## TASK OBJECTIVE:
The entries below need to be written out exactly, with no pictures included.

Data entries
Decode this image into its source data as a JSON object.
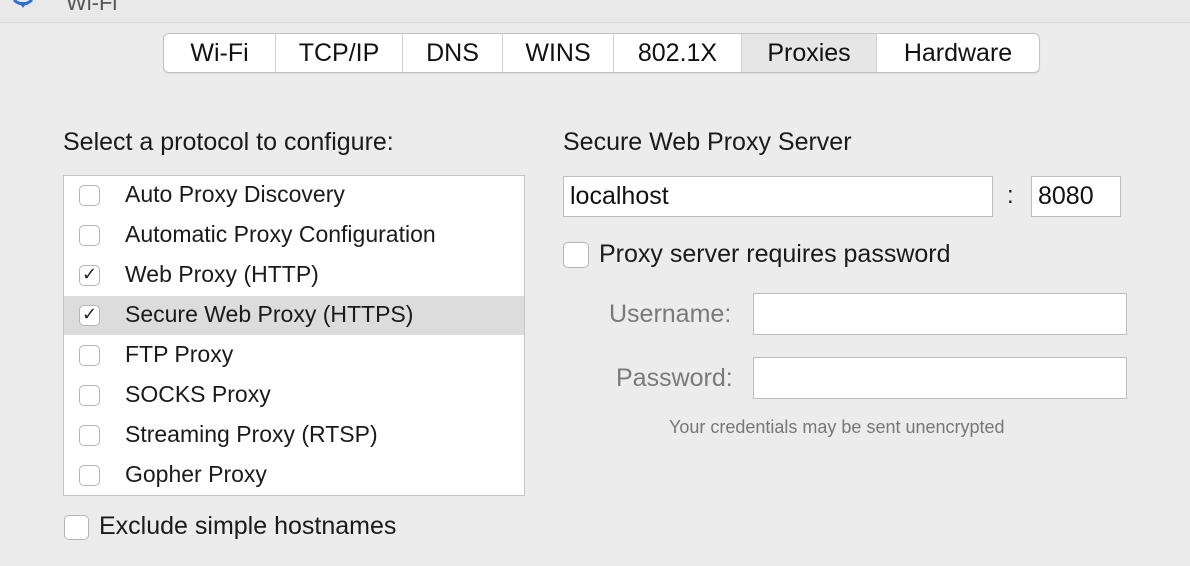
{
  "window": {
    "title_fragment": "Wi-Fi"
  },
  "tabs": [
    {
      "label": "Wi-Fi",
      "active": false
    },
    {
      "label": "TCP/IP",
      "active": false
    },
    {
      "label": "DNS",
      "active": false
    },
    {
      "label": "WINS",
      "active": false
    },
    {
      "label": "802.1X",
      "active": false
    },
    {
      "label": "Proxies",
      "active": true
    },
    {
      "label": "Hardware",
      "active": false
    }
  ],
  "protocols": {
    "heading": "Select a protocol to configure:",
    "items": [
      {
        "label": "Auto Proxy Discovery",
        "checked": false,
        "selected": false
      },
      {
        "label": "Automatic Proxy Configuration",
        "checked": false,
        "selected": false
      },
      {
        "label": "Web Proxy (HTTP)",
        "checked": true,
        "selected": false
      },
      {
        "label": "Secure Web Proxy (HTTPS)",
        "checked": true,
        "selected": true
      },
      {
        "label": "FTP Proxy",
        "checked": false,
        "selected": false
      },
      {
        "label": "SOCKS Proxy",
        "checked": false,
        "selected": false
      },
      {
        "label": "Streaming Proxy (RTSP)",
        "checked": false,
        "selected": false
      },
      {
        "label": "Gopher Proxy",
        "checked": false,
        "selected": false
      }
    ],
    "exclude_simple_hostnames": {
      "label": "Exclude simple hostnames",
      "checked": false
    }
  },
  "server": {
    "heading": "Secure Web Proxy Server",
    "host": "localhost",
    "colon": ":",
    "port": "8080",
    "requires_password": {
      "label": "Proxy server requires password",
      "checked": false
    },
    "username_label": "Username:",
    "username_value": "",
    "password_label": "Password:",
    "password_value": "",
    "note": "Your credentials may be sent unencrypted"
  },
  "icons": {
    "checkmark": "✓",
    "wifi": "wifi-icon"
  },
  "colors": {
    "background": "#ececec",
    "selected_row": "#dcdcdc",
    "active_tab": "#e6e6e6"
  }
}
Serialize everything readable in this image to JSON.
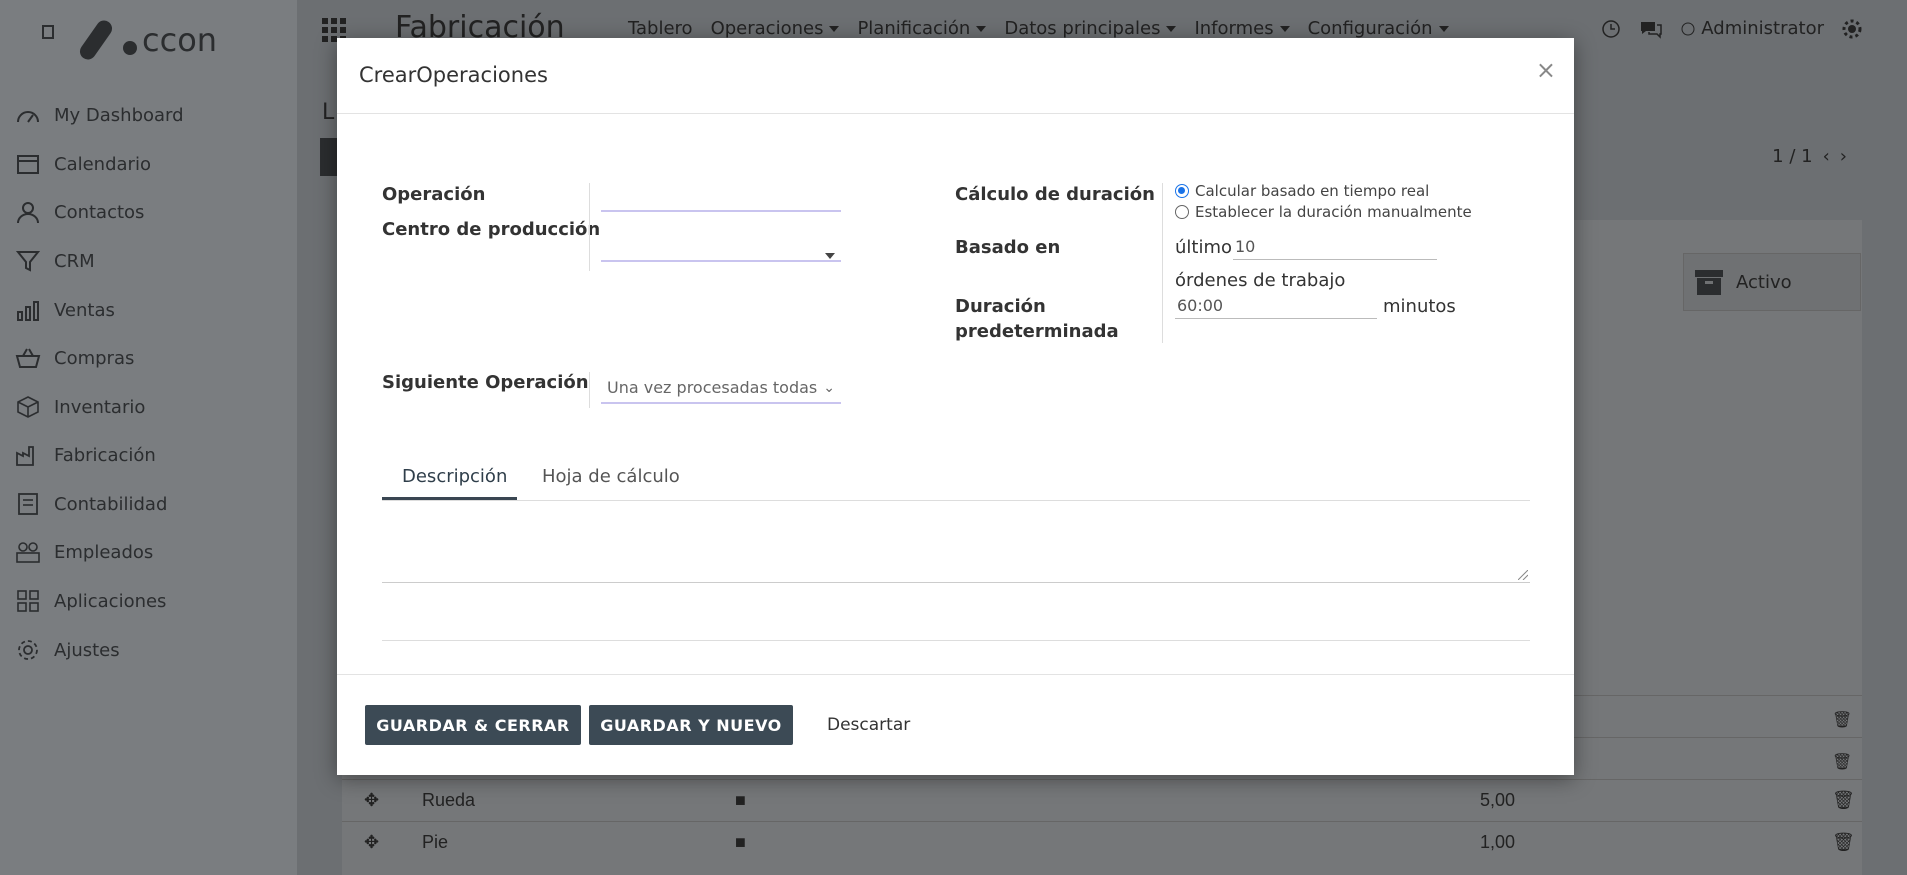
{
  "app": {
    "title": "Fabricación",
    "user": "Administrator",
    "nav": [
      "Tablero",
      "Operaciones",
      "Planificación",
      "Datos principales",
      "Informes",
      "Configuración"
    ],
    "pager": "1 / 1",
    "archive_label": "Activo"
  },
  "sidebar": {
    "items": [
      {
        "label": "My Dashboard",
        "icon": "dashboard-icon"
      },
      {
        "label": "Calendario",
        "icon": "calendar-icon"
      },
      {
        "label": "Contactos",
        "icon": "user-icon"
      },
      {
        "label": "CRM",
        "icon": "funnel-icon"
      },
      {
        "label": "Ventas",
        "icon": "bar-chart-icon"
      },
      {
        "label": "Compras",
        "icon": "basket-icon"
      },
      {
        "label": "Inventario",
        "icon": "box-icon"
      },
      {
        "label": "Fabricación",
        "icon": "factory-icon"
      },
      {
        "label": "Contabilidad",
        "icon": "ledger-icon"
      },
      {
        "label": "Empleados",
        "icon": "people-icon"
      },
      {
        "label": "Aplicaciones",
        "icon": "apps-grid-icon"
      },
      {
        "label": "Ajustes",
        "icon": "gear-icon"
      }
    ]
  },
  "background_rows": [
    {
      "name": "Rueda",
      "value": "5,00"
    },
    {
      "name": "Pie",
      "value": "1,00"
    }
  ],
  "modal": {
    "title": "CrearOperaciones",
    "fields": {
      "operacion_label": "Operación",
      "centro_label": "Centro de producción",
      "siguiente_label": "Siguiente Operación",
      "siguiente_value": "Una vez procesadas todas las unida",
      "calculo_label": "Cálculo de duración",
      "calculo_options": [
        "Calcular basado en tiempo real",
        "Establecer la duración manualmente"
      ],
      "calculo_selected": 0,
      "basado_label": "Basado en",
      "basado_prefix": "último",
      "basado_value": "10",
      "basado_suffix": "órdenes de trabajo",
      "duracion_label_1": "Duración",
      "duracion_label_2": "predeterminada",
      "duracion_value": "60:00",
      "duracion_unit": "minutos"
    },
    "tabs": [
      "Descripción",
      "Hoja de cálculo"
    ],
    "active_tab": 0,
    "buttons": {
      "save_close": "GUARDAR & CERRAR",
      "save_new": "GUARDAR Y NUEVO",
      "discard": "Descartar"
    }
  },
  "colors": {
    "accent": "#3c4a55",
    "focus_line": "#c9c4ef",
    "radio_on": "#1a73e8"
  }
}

## EXPECTED ANSWER:
Decode this image into its source data as a JSON object.
{
  "window": {
    "title_fragment": "Wi-Fi"
  },
  "tabs": [
    {
      "label": "Wi-Fi",
      "active": false
    },
    {
      "label": "TCP/IP",
      "active": false
    },
    {
      "label": "DNS",
      "active": false
    },
    {
      "label": "WINS",
      "active": false
    },
    {
      "label": "802.1X",
      "active": false
    },
    {
      "label": "Proxies",
      "active": true
    },
    {
      "label": "Hardware",
      "active": false
    }
  ],
  "protocols": {
    "heading": "Select a protocol to configure:",
    "items": [
      {
        "label": "Auto Proxy Discovery",
        "checked": false,
        "selected": false
      },
      {
        "label": "Automatic Proxy Configuration",
        "checked": false,
        "selected": false
      },
      {
        "label": "Web Proxy (HTTP)",
        "checked": true,
        "selected": false
      },
      {
        "label": "Secure Web Proxy (HTTPS)",
        "checked": true,
        "selected": true
      },
      {
        "label": "FTP Proxy",
        "checked": false,
        "selected": false
      },
      {
        "label": "SOCKS Proxy",
        "checked": false,
        "selected": false
      },
      {
        "label": "Streaming Proxy (RTSP)",
        "checked": false,
        "selected": false
      },
      {
        "label": "Gopher Proxy",
        "checked": false,
        "selected": false
      }
    ],
    "exclude_simple_hostnames": {
      "label": "Exclude simple hostnames",
      "checked": false
    }
  },
  "server": {
    "heading": "Secure Web Proxy Server",
    "host": "localhost",
    "colon": ":",
    "port": "8080",
    "requires_password": {
      "label": "Proxy server requires password",
      "checked": false
    },
    "username_label": "Username:",
    "username_value": "",
    "password_label": "Password:",
    "password_value": "",
    "note": "Your credentials may be sent unencrypted"
  },
  "icons": {
    "checkmark": "✓",
    "wifi": "wifi-icon"
  },
  "colors": {
    "background": "#ececec",
    "selected_row": "#dcdcdc",
    "active_tab": "#e6e6e6"
  }
}
Serialize everything readable in this image to JSON.
{
  "app": {
    "title": "Fabricación",
    "user": "Administrator",
    "nav": [
      "Tablero",
      "Operaciones",
      "Planificación",
      "Datos principales",
      "Informes",
      "Configuración"
    ],
    "pager": "1 / 1",
    "archive_label": "Activo"
  },
  "sidebar": {
    "items": [
      {
        "label": "My Dashboard",
        "icon": "dashboard-icon"
      },
      {
        "label": "Calendario",
        "icon": "calendar-icon"
      },
      {
        "label": "Contactos",
        "icon": "user-icon"
      },
      {
        "label": "CRM",
        "icon": "funnel-icon"
      },
      {
        "label": "Ventas",
        "icon": "bar-chart-icon"
      },
      {
        "label": "Compras",
        "icon": "basket-icon"
      },
      {
        "label": "Inventario",
        "icon": "box-icon"
      },
      {
        "label": "Fabricación",
        "icon": "factory-icon"
      },
      {
        "label": "Contabilidad",
        "icon": "ledger-icon"
      },
      {
        "label": "Empleados",
        "icon": "people-icon"
      },
      {
        "label": "Aplicaciones",
        "icon": "apps-grid-icon"
      },
      {
        "label": "Ajustes",
        "icon": "gear-icon"
      }
    ]
  },
  "background_rows": [
    {
      "name": "Rueda",
      "value": "5,00"
    },
    {
      "name": "Pie",
      "value": "1,00"
    }
  ],
  "modal": {
    "title": "CrearOperaciones",
    "fields": {
      "operacion_label": "Operación",
      "centro_label": "Centro de producción",
      "siguiente_label": "Siguiente Operación",
      "siguiente_value": "Una vez procesadas todas las unida",
      "calculo_label": "Cálculo de duración",
      "calculo_options": [
        "Calcular basado en tiempo real",
        "Establecer la duración manualmente"
      ],
      "calculo_selected": 0,
      "basado_label": "Basado en",
      "basado_prefix": "último",
      "basado_value": "10",
      "basado_suffix": "órdenes de trabajo",
      "duracion_label_1": "Duración",
      "duracion_label_2": "predeterminada",
      "duracion_value": "60:00",
      "duracion_unit": "minutos"
    },
    "tabs": [
      "Descripción",
      "Hoja de cálculo"
    ],
    "active_tab": 0,
    "buttons": {
      "save_close": "GUARDAR & CERRAR",
      "save_new": "GUARDAR Y NUEVO",
      "discard": "Descartar"
    }
  },
  "colors": {
    "accent": "#3c4a55",
    "focus_line": "#c9c4ef",
    "radio_on": "#1a73e8"
  }
}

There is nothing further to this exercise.